I was a college-rep for WEA (Warner/Elektra/Atlantic) and often had to host the artists that came to Philadelphia to perform. I would show them around the area, make sure they had time to eat and rehearse, set up interviews with local press, etc.
It often involved spending the whole day with them and having to make small talk. Being able to ask them about their family and swap stories about growing up with siblings lead one of them to give me their cell phone number to keep in touch while they were on the road.
The fact of the matter is all people want connection of some kind. They want to feel they can relate to others and find common ground. Just like you, they are not defined by their successes or their work in general. It can be refreshing when someone can approach them and already realize this.
2. Think GIVING not getting. When people are of a certain status of popularity, you can be certain 99% of the people they come into contact with want something from them – free tips, exposure, a selfie, a hug.
I don’t know about you, but I’d be pretty put off if random people on the street just wanted to hug me and snap a pic and be on their way. Focus more on treating them like a person and asking them how they are, rather than what they can do for you.
When reaching out to Derek Sivers, founder of CD Baby, I was genuinely in awe of how he ran (and sold) his business. I wrote to him out of sincere gratitude, and what came out of it was an ongoing, authentic email exchange.
Coming out of the gate asking for something puts you right in that 99% bucket and even if they agree to grant your request it’s less likely you’ll make an authentic connection and build a real relationship from that encounter.
3. It’s OK not to have a pitch. We focus so much on that 30 sec “elevator pitch” to have ready if/when we cross paths with that key contact in the elevator and want to grab their attention.
Sometimes, however, it’s best to just be yourself and have an honest-to-goodness conversation. I recently was put in touch with the head of licensing for a top network. I began to trip over my words and he kindly reminded me, “just tell me a little bit about yourself,” and we went from there.
If you are hoping to build a connection with someone who has a certain amount of influence, or anyone for that matter, it should be assumed that if a connection is made it won’t be the last time you ever speak to them.

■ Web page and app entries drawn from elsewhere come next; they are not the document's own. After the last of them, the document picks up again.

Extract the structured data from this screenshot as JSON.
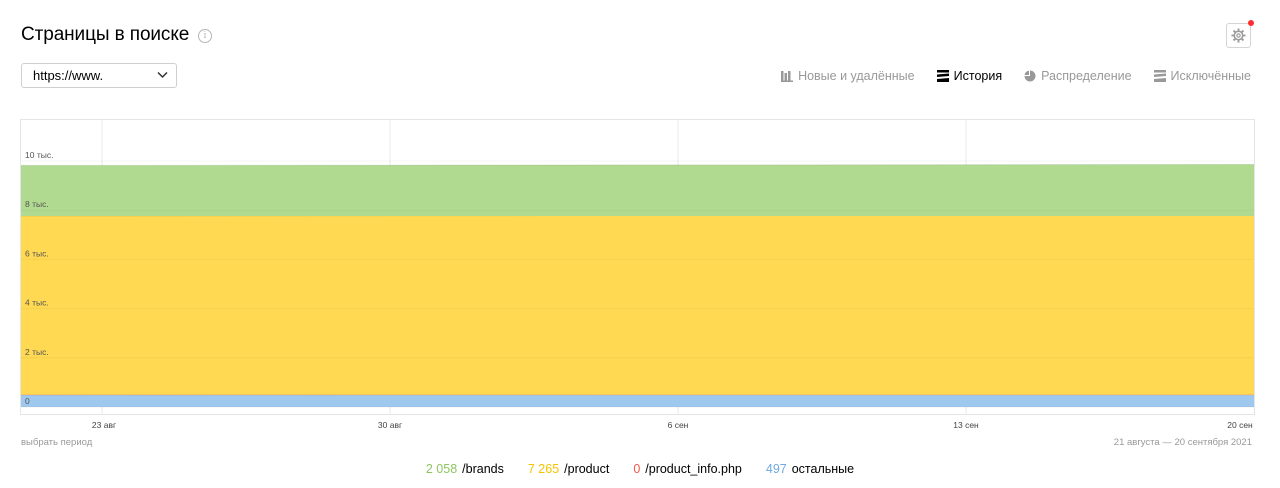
{
  "header": {
    "title": "Страницы в поиске",
    "info_icon": "info-icon",
    "settings_icon": "gear-icon"
  },
  "site_select": {
    "value": "https://www.",
    "icon": "chevron-down-icon"
  },
  "tabs": [
    {
      "label": "Новые и удалённые",
      "icon": "bars-icon",
      "active": false
    },
    {
      "label": "История",
      "icon": "stacked-layers-icon",
      "active": true
    },
    {
      "label": "Распределение",
      "icon": "pie-icon",
      "active": false
    },
    {
      "label": "Исключённые",
      "icon": "stacked-layers-icon",
      "active": false
    }
  ],
  "chart_data": {
    "type": "area",
    "stacked": true,
    "x": [
      "21 авг",
      "20 сен"
    ],
    "x_ticks": [
      "23 авг",
      "30 авг",
      "6 сен",
      "13 сен",
      "20 сен"
    ],
    "y_ticks": [
      "0",
      "2 тыс.",
      "4 тыс.",
      "6 тыс.",
      "8 тыс.",
      "10 тыс."
    ],
    "ylim": [
      0,
      12000
    ],
    "grid": true,
    "series": [
      {
        "name": "остальные",
        "values": [
          497,
          497
        ],
        "color": "#9fc8ee"
      },
      {
        "name": "/product_info.php",
        "values": [
          0,
          0
        ],
        "color": "#f25a4a"
      },
      {
        "name": "/product",
        "values": [
          7265,
          7265
        ],
        "color": "#ffd952"
      },
      {
        "name": "/brands",
        "values": [
          2058,
          2058
        ],
        "color": "#b1da91"
      }
    ]
  },
  "footer": {
    "period_link": "выбрать период",
    "period_range": "21 августа — 20 сентября 2021"
  },
  "legend": [
    {
      "value": "2 058",
      "label": "/brands",
      "color": "#8dc55f"
    },
    {
      "value": "7 265",
      "label": "/product",
      "color": "#f5c400"
    },
    {
      "value": "0",
      "label": "/product_info.php",
      "color": "#f25a4a"
    },
    {
      "value": "497",
      "label": "остальные",
      "color": "#6fa9e0"
    }
  ]
}
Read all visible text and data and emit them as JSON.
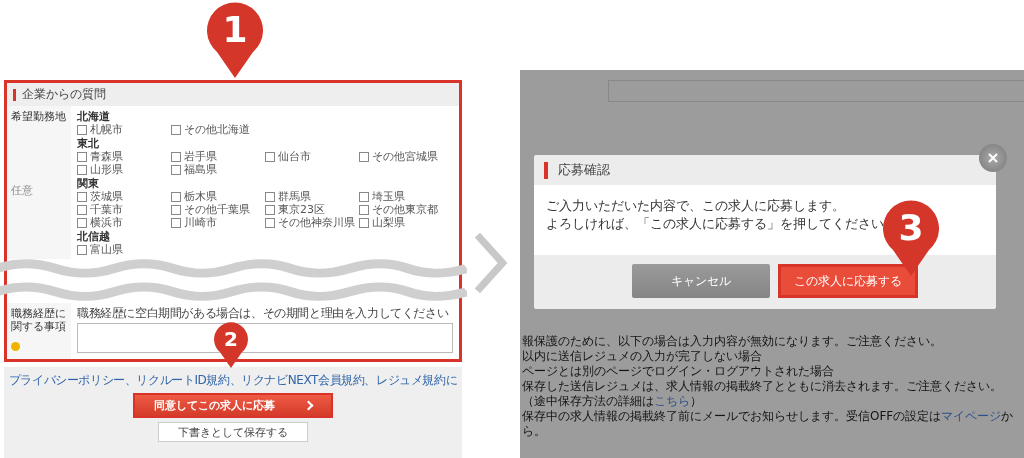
{
  "step_markers": [
    {
      "label": "1"
    },
    {
      "label": "2"
    },
    {
      "label": "3"
    }
  ],
  "left_screen": {
    "section_title": "企業からの質問",
    "field_label": "希望勤務地",
    "field_badge": "任意",
    "regions": [
      {
        "name": "北海道",
        "options": [
          {
            "label": "札幌市",
            "checked": false
          },
          {
            "label": "その他北海道",
            "checked": false
          }
        ]
      },
      {
        "name": "東北",
        "options": [
          {
            "label": "青森県",
            "checked": false
          },
          {
            "label": "岩手県",
            "checked": false
          },
          {
            "label": "仙台市",
            "checked": false
          },
          {
            "label": "その他宮城県",
            "checked": false
          },
          {
            "label": "山形県",
            "checked": false
          },
          {
            "label": "福島県",
            "checked": false
          }
        ]
      },
      {
        "name": "関東",
        "options": [
          {
            "label": "茨城県",
            "checked": false
          },
          {
            "label": "栃木県",
            "checked": false
          },
          {
            "label": "群馬県",
            "checked": false
          },
          {
            "label": "埼玉県",
            "checked": false
          },
          {
            "label": "千葉市",
            "checked": false
          },
          {
            "label": "その他千葉県",
            "checked": false
          },
          {
            "label": "東京23区",
            "checked": false
          },
          {
            "label": "その他東京都",
            "checked": false
          },
          {
            "label": "横浜市",
            "checked": false
          },
          {
            "label": "川崎市",
            "checked": false
          },
          {
            "label": "その他神奈川県",
            "checked": false
          },
          {
            "label": "山梨県",
            "checked": false
          }
        ]
      },
      {
        "name": "北信越",
        "options": [
          {
            "label": "富山県",
            "checked": false
          }
        ]
      }
    ],
    "career_label": "職務経歴に関する事項",
    "career_hint": "職務経歴に空白期間がある場合は、その期間と理由を入力してください",
    "terms_text": "プライバシーポリシー、リクルートID規約、リクナビNEXT会員規約、レジュメ規約に",
    "apply_button": "同意してこの求人に応募",
    "draft_button": "下書きとして保存する"
  },
  "right_screen": {
    "modal": {
      "title": "応募確認",
      "message": [
        "ご入力いただいた内容で、この求人に応募します。",
        "よろしければ、「この求人に応募する」を押してください"
      ],
      "cancel_button": "キャンセル",
      "confirm_button": "この求人に応募する"
    },
    "notes": [
      {
        "text": "報保護のために、以下の場合は入力内容が無効になります。ご注意ください。"
      },
      {
        "text": "以内に送信レジュメの入力が完了しない場合"
      },
      {
        "text": "ページとは別のページでログイン・ログアウトされた場合"
      },
      {
        "text": "保存した送信レジュメは、求人情報の掲載終了とともに消去されます。ご注意ください。（途中保存方法の詳細は",
        "link": "こちら",
        "after": "）"
      },
      {
        "text": "保存中の求人情報の掲載終了前にメールでお知らせします。受信OFFの設定は",
        "link": "マイページ",
        "after": "から。"
      }
    ]
  }
}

Not to say there won’t be situations where you may never see them again and you’ve gotta take your shot, there are more opportunities these days to network with people in your industry who could highly influence the future growth of your career.

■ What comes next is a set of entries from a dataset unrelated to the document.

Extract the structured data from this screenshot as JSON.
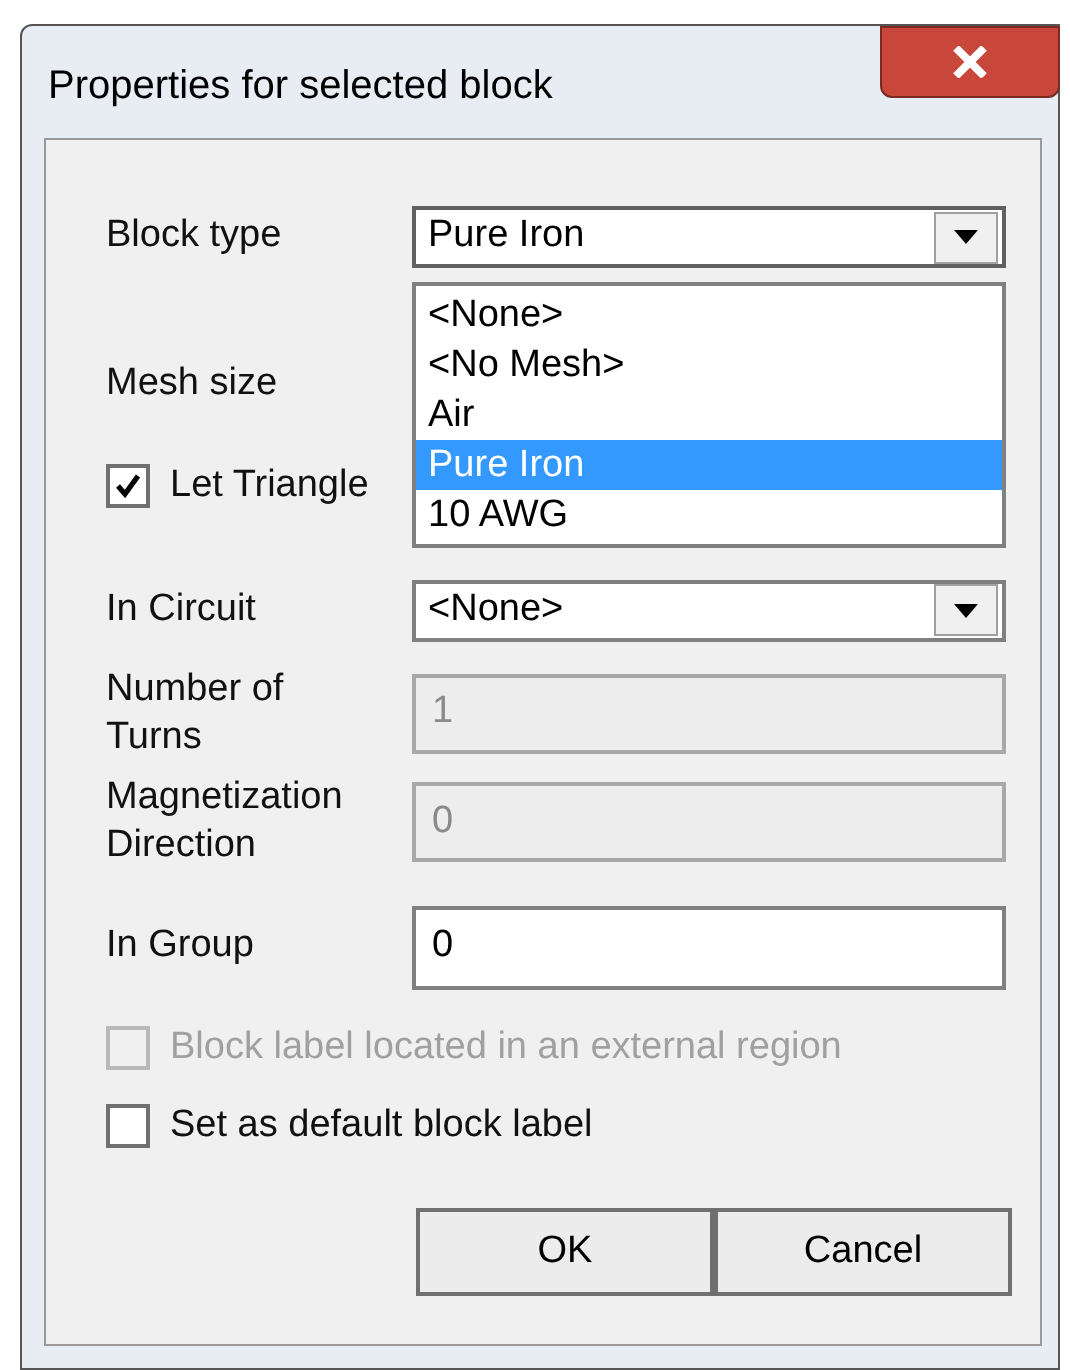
{
  "window": {
    "title": "Properties for selected block"
  },
  "block_type": {
    "label": "Block type",
    "value": "Pure Iron",
    "expanded": true,
    "options": [
      {
        "label": "<None>",
        "selected": false
      },
      {
        "label": "<No Mesh>",
        "selected": false
      },
      {
        "label": "Air",
        "selected": false
      },
      {
        "label": "Pure Iron",
        "selected": true
      },
      {
        "label": "10 AWG",
        "selected": false
      }
    ]
  },
  "mesh_size": {
    "label": "Mesh size"
  },
  "let_triangle": {
    "label": "Let Triangle",
    "checked": true
  },
  "in_circuit": {
    "label": "In Circuit",
    "value": "<None>",
    "expanded": false
  },
  "number_of_turns": {
    "label": "Number of Turns",
    "value": "1",
    "disabled": true
  },
  "magnetization_direction": {
    "label": "Magnetization Direction",
    "value": "0",
    "disabled": true
  },
  "in_group": {
    "label": "In Group",
    "value": "0",
    "disabled": false
  },
  "checkboxes": [
    {
      "label": "Block label located in an external region",
      "checked": false,
      "disabled": true
    },
    {
      "label": "Set as default block label",
      "checked": false,
      "disabled": false
    }
  ],
  "buttons": [
    {
      "label": "OK"
    },
    {
      "label": "Cancel"
    }
  ]
}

The world of social media has brought us all closer together and as long as you keep in mind that relationships built over social media still involve a human-to-human connection and treat people with relatability and respect you’ll open yourself to many more opportunities.
Remember that today’s velvet rope can move at any time – someone who’s an influencer today can be tuned out tomorrow and vise versa. You also never know how your career can be affected by connecting with someone else, no matter the size of their following.
Following the above guidelines when dealing with everyone you come into contact with can serve you well when creating authentic valuable connections.